Natalie is the one who welcomed me to Uganda and taught me so much of how to survive (and thrive!!) in Africa. Even before I ever arrived, she made time to Skype me and give me packing tips (mostly what NOT to waste my luggage space on…thanks, Nat! :) ) She was with me during my first market experience, and the first one to give me tips on how to drive there. She pointed me to all the random places I could find things I was missing from the States (like dvd from the movie store, canned tomatoes, cheese, and even oreos!) She’s been a constant well of information and guidance….and in more than just food items :) :)
|Nat and I during my first year|
|Overlooking Mbale during one of our adventures :)|
We’ve walked through fire together, and through supernatural grace, pushed through situations that should have driven us apart. You know those friendships that you had to fight for to keep? They’re golden. And because of Jesus’s extraordinary favor, we have one of those friendships.
Like most friendships, there have been times we’ve been closer than others…and times that I’m just more willing to let her in than others. Sometimes that’s due to the stress and craziness of life hampering my emotional capacity to engage, and other times it’s just laziness. Many times its been fear based since her opinion means the world to me, and many times I’ve believed the lie that admitting to my real heart struggles will make her love me less.
The truth is, establishing genuine, deep friendships with anyone requires a ton of intentionality and bravery. For me, living in a situation where people are constantly coming and going gives an additional factor to the challenge of establishing strong friendships. The luxury of living near close friends for years, and even decades, is one I have often envied many of those in my home town. Investing in friendship is always a choice, but sometimes that choice doesn’t seem worth the risk when I know the woman (precious and amazing though she might be!) might not be around for very long. It’s so tempting to keep things superficial and just not make the effort unless I think there’s a good chance that friend might stay for longer. Plus, the grief of saying goodbye to someone that has been that close is excruciating….and in Uganda everyone leaves. And who knows? Maybe one day the one leaving might be me. Only Jesus could really say.
I’ll be honest. I’m scared. I fight the fear daily that with my besties all leaving, I will be left without someone in Uganda willing to go deep with me. Vulnerability and raw honesty are some of the single most precious and elusive aspects of friendship that I both long for and fear. I know Jesus created us for community and connection. I know that interaction with other members of the body of Christ not only gives us the chance to minister to someone else, but also to grow together and be the iron that sharpens iron for each other. But the extent that we’re able to do that is usually dependent on how honest we’re willing to be with each other. And wow, is it hard to do!! Each moment of brutal transparency feels like an act of bravery that should be honored with a medal.

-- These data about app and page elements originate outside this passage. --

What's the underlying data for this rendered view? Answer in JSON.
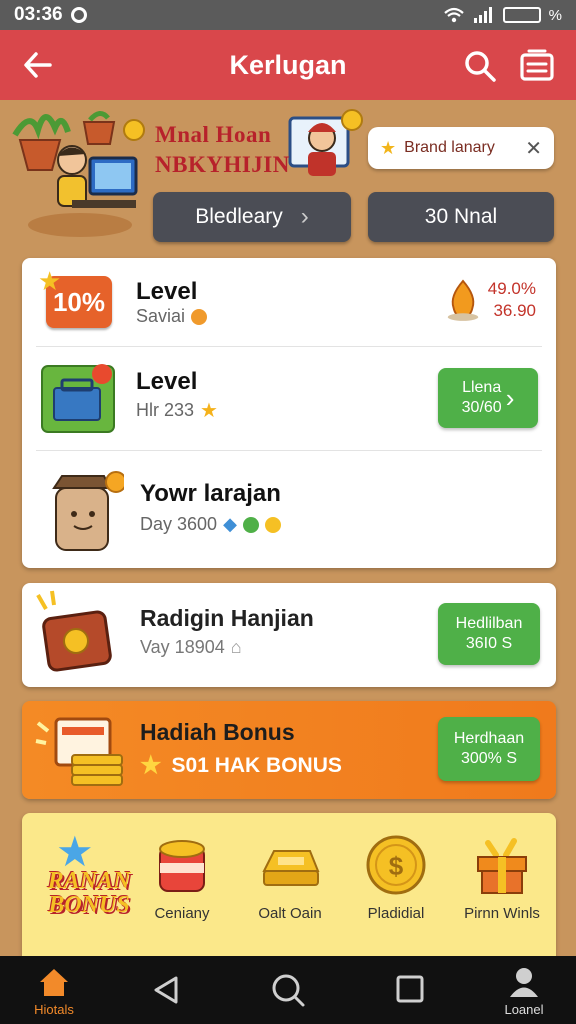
{
  "status_bar": {
    "time": "03:36",
    "battery": "%"
  },
  "app_bar": {
    "title": "Kerlugan"
  },
  "hero": {
    "headline_line1": "Mnal Hoan",
    "headline_line2": "NBKYHIJIN",
    "pill_label": "Brand lanary",
    "button_left": "Bledleary",
    "button_right": "30 Nnal"
  },
  "rows": [
    {
      "icon_text": "10%",
      "title": "Level",
      "subtitle": "Saviai",
      "pct_line1": "49.0%",
      "pct_line2": "36.90"
    },
    {
      "title": "Level",
      "subtitle": "Hlr 233",
      "button_line1": "Llena",
      "button_line2": "30/60"
    },
    {
      "title": "Yowr larajan",
      "subtitle": "Day 3600"
    }
  ],
  "reward_card": {
    "title": "Radigin Hanjian",
    "subtitle": "Vay 18904",
    "button_line1": "Hedlilban",
    "button_line2": "36I0 S"
  },
  "bonus_card": {
    "title": "Hadiah Bonus",
    "subtitle": "S01 HAK BONUS",
    "button_line1": "Herdhaan",
    "button_line2": "300% S"
  },
  "bonus_strip": {
    "badge_line1": "RANAN",
    "badge_line2": "BONUS",
    "items": [
      {
        "label": "Ceniany"
      },
      {
        "label": "Oalt Oain"
      },
      {
        "label": "Pladidial"
      },
      {
        "label": "Pirnn Winls"
      }
    ]
  },
  "nav": {
    "home_label": "Hiotals",
    "account_label": "Loanel"
  },
  "colors": {
    "app_bar": "#d9474b",
    "background": "#c8955d",
    "green": "#4fb048",
    "orange": "#f48a25",
    "yellow_panel": "#fbe88a"
  }
}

I’ve had those friendships in Uganda. I was extremely blessed with people who made it easy(er) to reach that level of friendship. But now they’re leaving my every-day life. We tell each other we’ll stay in touch, and it’s still possible to maintain long-distance friendships. But it’s hard. Things just aren’t the same as when you’re involved in each other’s every-day.
So I grieve the ending of a season. I’m here fighting to open my fists that are clenched around what was. And I’m fighting to believe and not just know that Jesus is big enough and good enough to not only maintain bonds across oceans, but also to provide new deep connections as well. I know that’s who He is, and I’ll keep fighting to believe it for myself.
I love you Nat. Thank you for your incredible investment into my life! Here’s to many more years of us talking, laughing, and pestering each other :)